Citi to Keep Bilking Customers Despite New Regulations
When Congress passed rules to reign in the most usurious of credit card practices, many Americans cheered. When Congress moved up the deadline for companies to comply with the rules because credit card issuers began raising rates in an effort to squeeze as much cash out of strapped Americans before the government started regulating their greed, Americans breathed a collective sigh of relief.
But just as if given enough monkeys, typewriters and time, one will get Shakespeare, give the credit card companies enough lawyers, money and contempt for their customers, and they’ll find a way to avoid regulation.
At the forefront, as James Kwak reports, is Citi. Since they will soon no longer be allowed to raise interest rates immediately, permanently or for no reason, Citi is raising its rates for all customers to its bad-creditor rate of nearly 30 percent. Customers who had been paying lower rates will be made eligible for a “program” that lowers the standard interest rate back down to the rate they were paying, but if they miss a payment, the rate shoots up immediately and retroactively — one of the very things the new credit card regulations were designed to prevent.
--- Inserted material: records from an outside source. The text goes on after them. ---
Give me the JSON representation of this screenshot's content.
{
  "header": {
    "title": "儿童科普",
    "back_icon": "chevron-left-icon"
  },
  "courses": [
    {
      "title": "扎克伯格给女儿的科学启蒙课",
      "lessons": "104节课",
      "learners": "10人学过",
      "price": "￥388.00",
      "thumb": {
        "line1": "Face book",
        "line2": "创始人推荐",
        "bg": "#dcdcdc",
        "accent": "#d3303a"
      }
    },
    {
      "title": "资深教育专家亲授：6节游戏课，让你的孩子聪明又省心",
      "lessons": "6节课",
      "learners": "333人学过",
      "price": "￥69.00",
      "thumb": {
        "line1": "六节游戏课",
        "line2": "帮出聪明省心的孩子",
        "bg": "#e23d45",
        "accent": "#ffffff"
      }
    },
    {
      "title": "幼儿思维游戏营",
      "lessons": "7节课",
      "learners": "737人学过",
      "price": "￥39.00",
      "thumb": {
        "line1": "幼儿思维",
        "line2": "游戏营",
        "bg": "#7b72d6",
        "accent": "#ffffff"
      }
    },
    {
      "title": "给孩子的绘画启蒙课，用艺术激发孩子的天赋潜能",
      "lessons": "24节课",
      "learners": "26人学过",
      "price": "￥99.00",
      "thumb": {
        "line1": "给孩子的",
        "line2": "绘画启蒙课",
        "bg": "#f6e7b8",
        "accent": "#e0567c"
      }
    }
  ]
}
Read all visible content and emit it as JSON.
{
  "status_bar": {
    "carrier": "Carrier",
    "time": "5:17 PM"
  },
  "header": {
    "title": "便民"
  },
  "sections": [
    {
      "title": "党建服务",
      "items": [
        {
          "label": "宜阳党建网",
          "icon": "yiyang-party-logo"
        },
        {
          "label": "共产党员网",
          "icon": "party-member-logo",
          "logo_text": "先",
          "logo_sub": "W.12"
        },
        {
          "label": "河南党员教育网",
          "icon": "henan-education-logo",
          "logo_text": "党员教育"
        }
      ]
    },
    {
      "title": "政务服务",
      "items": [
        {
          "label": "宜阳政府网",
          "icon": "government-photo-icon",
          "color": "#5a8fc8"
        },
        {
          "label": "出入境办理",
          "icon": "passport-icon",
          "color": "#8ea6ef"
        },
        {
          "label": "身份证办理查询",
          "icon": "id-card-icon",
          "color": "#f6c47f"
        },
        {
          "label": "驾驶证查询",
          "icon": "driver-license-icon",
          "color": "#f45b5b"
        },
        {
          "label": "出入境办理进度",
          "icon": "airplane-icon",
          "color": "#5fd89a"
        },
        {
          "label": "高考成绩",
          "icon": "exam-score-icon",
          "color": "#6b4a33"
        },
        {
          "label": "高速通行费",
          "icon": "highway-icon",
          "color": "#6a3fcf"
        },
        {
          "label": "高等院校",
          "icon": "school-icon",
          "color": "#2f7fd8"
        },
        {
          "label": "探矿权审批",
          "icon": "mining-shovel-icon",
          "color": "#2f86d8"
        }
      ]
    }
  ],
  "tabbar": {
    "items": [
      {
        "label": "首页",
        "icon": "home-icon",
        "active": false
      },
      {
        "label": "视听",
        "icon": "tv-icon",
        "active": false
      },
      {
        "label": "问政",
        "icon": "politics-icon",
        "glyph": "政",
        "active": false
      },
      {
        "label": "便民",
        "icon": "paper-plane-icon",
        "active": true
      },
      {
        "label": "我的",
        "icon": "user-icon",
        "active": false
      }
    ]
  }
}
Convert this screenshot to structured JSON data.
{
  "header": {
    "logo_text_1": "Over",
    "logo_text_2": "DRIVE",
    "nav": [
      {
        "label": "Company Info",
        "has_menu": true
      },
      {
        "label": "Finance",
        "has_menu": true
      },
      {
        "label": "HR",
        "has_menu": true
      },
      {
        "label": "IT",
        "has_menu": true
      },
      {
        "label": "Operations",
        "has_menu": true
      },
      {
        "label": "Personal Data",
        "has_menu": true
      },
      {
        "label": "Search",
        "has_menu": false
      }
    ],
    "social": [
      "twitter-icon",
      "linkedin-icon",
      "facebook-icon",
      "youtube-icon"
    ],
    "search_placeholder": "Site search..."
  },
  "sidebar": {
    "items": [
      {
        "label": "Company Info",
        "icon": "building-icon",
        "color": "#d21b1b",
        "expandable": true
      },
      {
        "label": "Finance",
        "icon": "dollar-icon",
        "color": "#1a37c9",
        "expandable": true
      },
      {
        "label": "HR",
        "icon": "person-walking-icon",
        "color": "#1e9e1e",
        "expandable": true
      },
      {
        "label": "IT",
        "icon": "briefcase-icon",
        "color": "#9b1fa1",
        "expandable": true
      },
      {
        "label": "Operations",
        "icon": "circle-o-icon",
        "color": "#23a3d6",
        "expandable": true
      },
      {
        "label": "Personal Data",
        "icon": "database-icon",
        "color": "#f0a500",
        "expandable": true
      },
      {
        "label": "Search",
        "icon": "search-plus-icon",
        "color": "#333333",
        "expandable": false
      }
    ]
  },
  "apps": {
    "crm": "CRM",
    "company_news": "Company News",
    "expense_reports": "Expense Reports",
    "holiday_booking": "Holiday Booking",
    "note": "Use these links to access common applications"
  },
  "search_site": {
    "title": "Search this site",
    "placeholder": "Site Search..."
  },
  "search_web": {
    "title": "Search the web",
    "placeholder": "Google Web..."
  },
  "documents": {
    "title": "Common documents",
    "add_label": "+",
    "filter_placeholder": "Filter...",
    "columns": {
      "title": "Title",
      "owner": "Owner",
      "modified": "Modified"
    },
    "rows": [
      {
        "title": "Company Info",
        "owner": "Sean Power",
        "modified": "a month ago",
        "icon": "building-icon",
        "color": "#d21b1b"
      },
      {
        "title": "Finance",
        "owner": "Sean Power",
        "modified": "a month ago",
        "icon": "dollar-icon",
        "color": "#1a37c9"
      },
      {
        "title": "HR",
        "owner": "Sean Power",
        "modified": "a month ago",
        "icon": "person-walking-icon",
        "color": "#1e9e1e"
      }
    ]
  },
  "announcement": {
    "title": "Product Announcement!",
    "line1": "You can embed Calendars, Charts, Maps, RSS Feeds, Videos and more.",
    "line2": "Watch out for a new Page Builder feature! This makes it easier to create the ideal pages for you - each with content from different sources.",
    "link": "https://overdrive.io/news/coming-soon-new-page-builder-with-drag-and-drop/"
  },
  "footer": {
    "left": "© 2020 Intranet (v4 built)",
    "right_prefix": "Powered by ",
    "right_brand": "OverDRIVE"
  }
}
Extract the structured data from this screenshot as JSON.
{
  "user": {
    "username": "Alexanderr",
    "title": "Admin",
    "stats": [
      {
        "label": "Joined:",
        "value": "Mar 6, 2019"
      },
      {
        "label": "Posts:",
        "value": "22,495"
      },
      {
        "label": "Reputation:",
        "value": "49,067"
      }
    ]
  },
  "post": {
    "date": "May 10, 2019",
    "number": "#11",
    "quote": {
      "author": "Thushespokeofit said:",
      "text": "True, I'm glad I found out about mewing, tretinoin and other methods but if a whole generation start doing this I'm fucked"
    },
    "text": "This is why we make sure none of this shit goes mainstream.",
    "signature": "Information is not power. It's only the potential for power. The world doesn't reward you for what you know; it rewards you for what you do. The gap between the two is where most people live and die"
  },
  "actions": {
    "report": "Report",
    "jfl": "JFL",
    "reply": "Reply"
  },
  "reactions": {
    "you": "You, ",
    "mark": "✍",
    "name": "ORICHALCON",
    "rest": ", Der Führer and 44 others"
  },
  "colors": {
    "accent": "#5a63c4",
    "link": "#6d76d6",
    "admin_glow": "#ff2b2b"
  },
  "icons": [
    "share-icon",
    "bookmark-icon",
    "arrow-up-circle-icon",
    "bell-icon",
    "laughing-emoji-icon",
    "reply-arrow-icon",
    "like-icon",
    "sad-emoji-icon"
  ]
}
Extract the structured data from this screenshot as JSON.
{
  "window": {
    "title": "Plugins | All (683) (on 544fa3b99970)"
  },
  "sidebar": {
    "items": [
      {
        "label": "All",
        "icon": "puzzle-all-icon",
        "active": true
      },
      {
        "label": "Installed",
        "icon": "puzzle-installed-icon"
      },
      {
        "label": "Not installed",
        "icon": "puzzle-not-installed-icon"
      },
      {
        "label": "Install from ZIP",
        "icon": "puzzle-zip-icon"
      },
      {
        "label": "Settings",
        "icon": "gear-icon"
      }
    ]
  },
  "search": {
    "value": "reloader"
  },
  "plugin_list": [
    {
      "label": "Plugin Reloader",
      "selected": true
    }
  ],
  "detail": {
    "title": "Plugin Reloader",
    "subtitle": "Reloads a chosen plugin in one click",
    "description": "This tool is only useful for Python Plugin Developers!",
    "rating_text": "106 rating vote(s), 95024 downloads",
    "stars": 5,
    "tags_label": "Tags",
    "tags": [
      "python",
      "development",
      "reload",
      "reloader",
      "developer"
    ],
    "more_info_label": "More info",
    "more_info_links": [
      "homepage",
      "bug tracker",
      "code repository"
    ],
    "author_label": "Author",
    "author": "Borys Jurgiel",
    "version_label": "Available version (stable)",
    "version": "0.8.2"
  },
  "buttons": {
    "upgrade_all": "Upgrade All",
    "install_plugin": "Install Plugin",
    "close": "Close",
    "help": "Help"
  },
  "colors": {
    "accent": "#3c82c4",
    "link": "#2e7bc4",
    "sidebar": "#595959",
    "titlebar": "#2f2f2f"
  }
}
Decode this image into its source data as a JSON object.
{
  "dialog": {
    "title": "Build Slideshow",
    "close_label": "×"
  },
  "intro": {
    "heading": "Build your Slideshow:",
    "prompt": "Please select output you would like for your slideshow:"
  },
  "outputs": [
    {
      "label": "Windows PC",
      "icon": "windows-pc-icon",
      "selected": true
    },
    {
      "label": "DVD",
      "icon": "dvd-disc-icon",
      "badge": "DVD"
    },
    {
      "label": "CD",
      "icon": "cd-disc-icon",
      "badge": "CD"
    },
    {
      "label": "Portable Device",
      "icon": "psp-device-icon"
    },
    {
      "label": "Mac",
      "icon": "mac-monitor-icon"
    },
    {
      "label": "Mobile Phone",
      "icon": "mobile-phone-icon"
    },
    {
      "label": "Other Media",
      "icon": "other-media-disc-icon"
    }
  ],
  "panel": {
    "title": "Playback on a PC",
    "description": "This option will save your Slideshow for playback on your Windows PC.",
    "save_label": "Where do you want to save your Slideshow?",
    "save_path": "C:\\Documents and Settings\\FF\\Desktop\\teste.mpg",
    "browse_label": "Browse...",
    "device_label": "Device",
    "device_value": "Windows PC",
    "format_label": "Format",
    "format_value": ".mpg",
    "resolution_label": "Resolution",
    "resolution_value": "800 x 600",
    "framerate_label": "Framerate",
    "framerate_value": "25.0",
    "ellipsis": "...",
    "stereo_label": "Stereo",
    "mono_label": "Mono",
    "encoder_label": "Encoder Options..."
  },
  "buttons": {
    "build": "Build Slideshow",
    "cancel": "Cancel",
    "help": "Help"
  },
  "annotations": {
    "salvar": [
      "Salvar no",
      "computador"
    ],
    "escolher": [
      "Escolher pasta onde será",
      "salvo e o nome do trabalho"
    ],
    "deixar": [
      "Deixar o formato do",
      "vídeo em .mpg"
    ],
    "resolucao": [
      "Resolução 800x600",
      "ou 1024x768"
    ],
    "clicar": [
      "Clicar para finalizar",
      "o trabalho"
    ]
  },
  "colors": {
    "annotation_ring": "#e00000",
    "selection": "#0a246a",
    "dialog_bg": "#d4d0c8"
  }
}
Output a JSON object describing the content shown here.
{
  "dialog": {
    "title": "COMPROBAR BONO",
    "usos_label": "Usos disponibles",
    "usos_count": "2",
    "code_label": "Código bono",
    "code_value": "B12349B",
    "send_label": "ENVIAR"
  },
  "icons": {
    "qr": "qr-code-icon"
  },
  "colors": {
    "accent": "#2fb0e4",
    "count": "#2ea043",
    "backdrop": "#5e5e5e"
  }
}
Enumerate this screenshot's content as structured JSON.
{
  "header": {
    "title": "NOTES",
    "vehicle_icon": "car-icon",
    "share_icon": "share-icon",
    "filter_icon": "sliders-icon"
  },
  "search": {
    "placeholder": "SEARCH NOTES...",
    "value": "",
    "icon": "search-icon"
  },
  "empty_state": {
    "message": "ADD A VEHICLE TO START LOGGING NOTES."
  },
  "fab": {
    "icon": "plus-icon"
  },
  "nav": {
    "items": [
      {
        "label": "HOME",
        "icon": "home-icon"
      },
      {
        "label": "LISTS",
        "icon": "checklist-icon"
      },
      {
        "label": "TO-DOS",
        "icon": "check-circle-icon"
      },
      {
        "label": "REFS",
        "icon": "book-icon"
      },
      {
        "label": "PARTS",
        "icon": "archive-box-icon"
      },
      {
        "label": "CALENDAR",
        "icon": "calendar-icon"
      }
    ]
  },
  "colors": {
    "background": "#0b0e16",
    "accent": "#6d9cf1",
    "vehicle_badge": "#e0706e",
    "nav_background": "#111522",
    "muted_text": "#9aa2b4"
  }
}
In Citi’s case, since it’s a “program” rather than a rate, they think it’s legal, and that it will allow them to continue their current interest rate games despite regulations designed to stop them.
Oh, and Citi’s clear about one other thing: As a customer, your only two options are to play along or to pay off your balance, cancel the card and try your luck elsewhere (not that you’re likely to have any). It’s kind of a twofer: Citi can show its contempt for the law and its customers, all in one fell swoop.